Thanks to support from RED, Zeiss and Adobe, this year’s Emerging Pro contest was a huge success. It was the most unique contest we’ve ever put together. The contest was open to still photographers, as well as filmmakers, and it was promoted to readers of Digital Photo Pro and HDVideoPro magazines. The competition was held in two distinct stages. The first was an open submission period during which time entrants were encouraged to submit a project they had previously completed. We reviewed and evaluated those submissions, and from all of the entries, we selected a group of Finalists who were given a RED EPIC camera and four weeks to shoot and submit an original project.
Like being on the infamous TV show, Chopped, being selected as a Finalist was only part of the battle. The few who made it through the first stage had to deliver something completely new on an extremely tight deadline. As we go to press, the final judging and verification stages of the 7th Annual Emerging Pro contest are happening. You can see all of the final projects at http://www.digitalphotopro.com/7th-annual-emerging-pro/finalists.html. In this issue, we highlight a few of the finalists and ask them about the projects they submitted.
FILMMAKER: Christoph Gelfand
DPP: What’s the story behind Farm?
Christoph Gelfand: For years my friend, Robin, has been a wanderer. Although she’s a terrifically gifted artist and writer, she has been moving from farm to farm all over the U.S. and abroad. There’s a freedom to her travels that I’ve always admired, being a more stationary sort myself, to some extent. I wanted to capture Robin for who she is, while also expanding upon her experience on the farm. The goal was to show Robin without really showing her face too much or seeing her speak on camera. I wanted to create something more ethereal.
I’ve visited the farm Robin works a number of times. We’d spend hours listening to the wind through the trees or jumping in the river. There’s no Internet and her cabin is completely solar-powered so you feel pretty close to living off the grid. I noticed that I felt different on the farm, and it seemed like a compelling challenge to bring to the screen this feeling the environment evoked. The operative word was "simple." Simple is a way of life on the farm. Things happen slower, and you appreciate sounds and weather in a unique way. I knew I could just talk to Robin and find the story in her words. I imagined something in the style of Terrence Malick that would allow words and sounds to meld together, and for the most part, I think I achieved that.

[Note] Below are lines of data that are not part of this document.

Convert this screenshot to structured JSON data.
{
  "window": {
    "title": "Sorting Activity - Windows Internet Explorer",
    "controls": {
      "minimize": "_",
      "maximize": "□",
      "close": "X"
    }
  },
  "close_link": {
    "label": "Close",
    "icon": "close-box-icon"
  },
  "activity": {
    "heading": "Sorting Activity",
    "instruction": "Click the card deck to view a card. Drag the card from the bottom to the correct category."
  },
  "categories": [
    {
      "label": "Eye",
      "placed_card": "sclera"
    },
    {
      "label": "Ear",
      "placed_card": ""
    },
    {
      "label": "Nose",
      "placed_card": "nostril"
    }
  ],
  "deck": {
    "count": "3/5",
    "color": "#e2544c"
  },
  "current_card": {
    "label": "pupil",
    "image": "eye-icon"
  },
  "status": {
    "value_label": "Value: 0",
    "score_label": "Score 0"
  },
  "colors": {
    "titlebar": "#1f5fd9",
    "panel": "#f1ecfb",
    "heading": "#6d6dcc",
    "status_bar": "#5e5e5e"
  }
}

DPP: You were given a very short window to create this video. How did you manage your time? What was your workflow like?
Gelfand: Honestly, the short timeline definitely freaked me out a little! I’ve worked with EPIC and SCARLET cameras on set, but I’ve never operated one solo. So there was this initial sense that with shooting, then processing, then transcoding, then editing, then mixing that there simply wouldn’t be enough time. I was really surprised at how easily the shoot went. The piece was shot in two days and then transcoded and processed the next day and night. I shot on a Friday and Saturday and was editing by Monday. I actually cut the piece over the course of three days and nights, and then spent about a week tweaking.
DPP: Did you come up with the idea for this project specifically for this contest, or was this a piece you already had in mind and you took this opportunity to create it?
Gelfand: I did create this piece specifically for this project. In fact, it was really a breath of fresh air being able to autonomously plan and process a film from beginning to end, again, without clients or any other outside influence. It has been awhile since I’ve been able to really focus on pieces that were dedicated to the art and craft of filmmaking as opposed to any promotional goals. It was a lot of fun to just play around and shoot. Very fulfilling!